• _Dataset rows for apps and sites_
....................

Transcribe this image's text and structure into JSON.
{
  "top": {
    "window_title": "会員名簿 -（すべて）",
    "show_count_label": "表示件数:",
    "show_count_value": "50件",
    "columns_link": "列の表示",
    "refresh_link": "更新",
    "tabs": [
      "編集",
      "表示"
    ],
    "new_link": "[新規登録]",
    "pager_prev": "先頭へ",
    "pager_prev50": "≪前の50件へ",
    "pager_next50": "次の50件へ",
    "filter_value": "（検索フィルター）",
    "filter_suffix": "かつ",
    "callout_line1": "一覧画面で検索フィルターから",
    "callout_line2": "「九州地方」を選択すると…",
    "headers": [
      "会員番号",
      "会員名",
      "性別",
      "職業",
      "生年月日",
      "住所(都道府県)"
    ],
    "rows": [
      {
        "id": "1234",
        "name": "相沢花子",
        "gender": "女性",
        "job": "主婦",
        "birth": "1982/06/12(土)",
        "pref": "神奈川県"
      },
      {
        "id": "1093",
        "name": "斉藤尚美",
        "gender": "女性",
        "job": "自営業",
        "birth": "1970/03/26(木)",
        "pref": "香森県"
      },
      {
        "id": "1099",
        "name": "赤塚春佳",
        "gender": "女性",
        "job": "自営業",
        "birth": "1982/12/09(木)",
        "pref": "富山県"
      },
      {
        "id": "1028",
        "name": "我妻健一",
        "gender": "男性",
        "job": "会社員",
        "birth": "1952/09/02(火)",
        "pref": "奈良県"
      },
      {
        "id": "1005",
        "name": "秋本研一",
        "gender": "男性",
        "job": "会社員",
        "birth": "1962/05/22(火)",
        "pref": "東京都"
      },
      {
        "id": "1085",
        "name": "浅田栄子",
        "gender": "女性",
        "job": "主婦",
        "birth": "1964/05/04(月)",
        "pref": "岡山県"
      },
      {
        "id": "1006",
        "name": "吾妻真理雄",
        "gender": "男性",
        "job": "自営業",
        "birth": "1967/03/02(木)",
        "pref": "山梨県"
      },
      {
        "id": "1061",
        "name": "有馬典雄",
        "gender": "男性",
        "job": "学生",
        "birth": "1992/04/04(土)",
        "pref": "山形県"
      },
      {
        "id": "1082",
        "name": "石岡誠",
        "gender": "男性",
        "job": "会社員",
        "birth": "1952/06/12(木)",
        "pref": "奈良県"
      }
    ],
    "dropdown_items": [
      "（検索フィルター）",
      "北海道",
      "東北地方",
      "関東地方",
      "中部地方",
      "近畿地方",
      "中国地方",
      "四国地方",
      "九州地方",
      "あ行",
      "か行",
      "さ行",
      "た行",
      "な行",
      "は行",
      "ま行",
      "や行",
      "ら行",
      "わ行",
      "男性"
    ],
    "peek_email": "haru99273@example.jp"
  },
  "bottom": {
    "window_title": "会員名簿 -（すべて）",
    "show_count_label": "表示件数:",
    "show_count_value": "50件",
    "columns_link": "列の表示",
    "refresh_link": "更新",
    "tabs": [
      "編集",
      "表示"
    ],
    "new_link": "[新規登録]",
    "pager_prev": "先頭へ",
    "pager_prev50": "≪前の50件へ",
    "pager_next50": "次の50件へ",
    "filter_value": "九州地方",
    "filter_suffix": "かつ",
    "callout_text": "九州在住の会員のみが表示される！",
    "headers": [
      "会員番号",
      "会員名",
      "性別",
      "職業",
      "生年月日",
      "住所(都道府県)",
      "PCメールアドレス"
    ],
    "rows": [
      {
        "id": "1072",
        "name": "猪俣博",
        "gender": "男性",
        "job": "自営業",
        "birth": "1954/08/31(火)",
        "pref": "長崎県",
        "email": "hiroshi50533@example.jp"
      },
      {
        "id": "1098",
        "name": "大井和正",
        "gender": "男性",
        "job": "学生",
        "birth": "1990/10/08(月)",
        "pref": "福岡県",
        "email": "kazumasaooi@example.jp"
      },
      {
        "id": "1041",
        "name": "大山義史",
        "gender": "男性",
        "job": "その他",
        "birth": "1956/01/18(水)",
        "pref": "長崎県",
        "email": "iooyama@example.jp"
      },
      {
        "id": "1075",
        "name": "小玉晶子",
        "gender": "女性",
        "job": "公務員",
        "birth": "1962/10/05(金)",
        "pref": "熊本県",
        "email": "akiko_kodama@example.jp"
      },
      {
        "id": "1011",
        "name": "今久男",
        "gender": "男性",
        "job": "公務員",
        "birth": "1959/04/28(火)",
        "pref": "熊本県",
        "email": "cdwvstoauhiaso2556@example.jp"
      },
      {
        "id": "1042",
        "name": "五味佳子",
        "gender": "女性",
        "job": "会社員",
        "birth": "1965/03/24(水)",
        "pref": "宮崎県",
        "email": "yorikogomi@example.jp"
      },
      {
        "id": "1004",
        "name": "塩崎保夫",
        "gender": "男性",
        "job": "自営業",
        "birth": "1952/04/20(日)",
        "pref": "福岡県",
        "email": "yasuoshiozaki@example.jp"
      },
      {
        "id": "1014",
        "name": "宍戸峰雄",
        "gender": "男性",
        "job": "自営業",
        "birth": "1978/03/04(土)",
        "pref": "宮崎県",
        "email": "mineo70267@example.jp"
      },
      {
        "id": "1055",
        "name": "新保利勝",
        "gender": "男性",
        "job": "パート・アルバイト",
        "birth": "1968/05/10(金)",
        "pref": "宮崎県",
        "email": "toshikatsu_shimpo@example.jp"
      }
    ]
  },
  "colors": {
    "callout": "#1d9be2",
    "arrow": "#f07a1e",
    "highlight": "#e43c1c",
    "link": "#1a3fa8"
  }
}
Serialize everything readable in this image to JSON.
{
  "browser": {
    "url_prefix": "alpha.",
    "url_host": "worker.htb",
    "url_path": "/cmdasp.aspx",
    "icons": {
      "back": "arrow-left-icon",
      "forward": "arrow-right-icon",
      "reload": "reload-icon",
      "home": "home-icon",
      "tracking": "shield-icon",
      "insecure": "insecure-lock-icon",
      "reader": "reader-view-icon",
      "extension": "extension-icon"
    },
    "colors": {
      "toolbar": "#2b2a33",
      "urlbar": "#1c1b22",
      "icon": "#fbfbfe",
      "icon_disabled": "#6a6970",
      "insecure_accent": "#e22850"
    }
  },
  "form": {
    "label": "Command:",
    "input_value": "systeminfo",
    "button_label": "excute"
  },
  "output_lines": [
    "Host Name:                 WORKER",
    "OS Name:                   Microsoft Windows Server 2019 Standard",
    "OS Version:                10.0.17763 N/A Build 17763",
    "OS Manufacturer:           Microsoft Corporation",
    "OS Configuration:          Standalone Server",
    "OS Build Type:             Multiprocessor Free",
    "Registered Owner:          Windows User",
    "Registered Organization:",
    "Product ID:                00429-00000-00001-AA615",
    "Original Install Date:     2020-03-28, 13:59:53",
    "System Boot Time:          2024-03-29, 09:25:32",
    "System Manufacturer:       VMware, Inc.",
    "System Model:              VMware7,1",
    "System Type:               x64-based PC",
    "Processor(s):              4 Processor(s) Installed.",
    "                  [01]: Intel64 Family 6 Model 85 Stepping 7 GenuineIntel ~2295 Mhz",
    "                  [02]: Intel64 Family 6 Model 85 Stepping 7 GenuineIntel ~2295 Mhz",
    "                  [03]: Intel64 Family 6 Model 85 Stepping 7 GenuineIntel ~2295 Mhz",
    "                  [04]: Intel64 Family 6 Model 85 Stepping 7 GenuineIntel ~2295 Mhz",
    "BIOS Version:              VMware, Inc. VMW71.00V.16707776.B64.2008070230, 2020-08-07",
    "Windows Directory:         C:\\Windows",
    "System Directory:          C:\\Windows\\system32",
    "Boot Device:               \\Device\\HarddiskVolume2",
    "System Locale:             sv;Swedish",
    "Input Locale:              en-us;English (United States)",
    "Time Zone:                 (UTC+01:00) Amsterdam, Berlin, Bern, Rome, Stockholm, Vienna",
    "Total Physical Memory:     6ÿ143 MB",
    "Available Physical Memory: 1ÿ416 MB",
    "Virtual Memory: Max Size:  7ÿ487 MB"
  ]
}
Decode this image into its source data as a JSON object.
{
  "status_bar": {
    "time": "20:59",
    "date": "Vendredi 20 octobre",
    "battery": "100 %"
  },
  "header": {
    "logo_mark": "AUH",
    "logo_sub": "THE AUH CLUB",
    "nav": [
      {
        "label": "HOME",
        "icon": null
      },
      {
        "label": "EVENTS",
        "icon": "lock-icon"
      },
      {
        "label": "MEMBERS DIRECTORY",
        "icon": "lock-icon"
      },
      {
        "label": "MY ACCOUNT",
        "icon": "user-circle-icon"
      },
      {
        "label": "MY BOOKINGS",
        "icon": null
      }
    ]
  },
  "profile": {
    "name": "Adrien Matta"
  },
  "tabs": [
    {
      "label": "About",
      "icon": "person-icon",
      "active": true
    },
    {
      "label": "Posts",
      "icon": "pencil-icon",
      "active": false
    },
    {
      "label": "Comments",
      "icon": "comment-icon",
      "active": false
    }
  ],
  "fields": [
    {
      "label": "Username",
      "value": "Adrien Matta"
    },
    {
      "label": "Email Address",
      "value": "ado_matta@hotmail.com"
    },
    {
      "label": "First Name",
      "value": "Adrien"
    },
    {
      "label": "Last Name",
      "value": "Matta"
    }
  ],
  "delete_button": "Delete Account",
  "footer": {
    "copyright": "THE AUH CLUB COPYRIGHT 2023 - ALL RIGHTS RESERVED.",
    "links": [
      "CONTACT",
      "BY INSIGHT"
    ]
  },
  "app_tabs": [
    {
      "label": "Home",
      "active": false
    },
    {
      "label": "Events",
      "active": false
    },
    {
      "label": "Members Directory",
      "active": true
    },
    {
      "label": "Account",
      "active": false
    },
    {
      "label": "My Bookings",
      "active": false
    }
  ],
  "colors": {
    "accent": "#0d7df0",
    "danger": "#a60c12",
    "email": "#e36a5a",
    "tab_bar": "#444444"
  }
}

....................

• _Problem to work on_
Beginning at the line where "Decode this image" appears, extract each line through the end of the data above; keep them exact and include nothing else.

• _Exercise answer_
Decode this image into its source data as a JSON object.
{
  "status_bar": {
    "time": "20:59",
    "date": "Vendredi 20 octobre",
    "battery": "100 %"
  },
  "header": {
    "logo_mark": "AUH",
    "logo_sub": "THE AUH CLUB",
    "nav": [
      {
        "label": "HOME",
        "icon": null
      },
      {
        "label": "EVENTS",
        "icon": "lock-icon"
      },
      {
        "label": "MEMBERS DIRECTORY",
        "icon": "lock-icon"
      },
      {
        "label": "MY ACCOUNT",
        "icon": "user-circle-icon"
      },
      {
        "label": "MY BOOKINGS",
        "icon": null
      }
    ]
  },
  "profile": {
    "name": "Adrien Matta"
  },
  "tabs": [
    {
      "label": "About",
      "icon": "person-icon",
      "active": true
    },
    {
      "label": "Posts",
      "icon": "pencil-icon",
      "active": false
    },
    {
      "label": "Comments",
      "icon": "comment-icon",
      "active": false
    }
  ],
  "fields": [
    {
      "label": "Username",
      "value": "Adrien Matta"
    },
    {
      "label": "Email Address",
      "value": "ado_matta@hotmail.com"
    },
    {
      "label": "First Name",
      "value": "Adrien"
    },
    {
      "label": "Last Name",
      "value": "Matta"
    }
  ],
  "delete_button": "Delete Account",
  "footer": {
    "copyright": "THE AUH CLUB COPYRIGHT 2023 - ALL RIGHTS RESERVED.",
    "links": [
      "CONTACT",
      "BY INSIGHT"
    ]
  },
  "app_tabs": [
    {
      "label": "Home",
      "active": false
    },
    {
      "label": "Events",
      "active": false
    },
    {
      "label": "Members Directory",
      "active": true
    },
    {
      "label": "Account",
      "active": false
    },
    {
      "label": "My Bookings",
      "active": false
    }
  ],
  "colors": {
    "accent": "#0d7df0",
    "danger": "#a60c12",
    "email": "#e36a5a",
    "tab_bar": "#444444"
  }
}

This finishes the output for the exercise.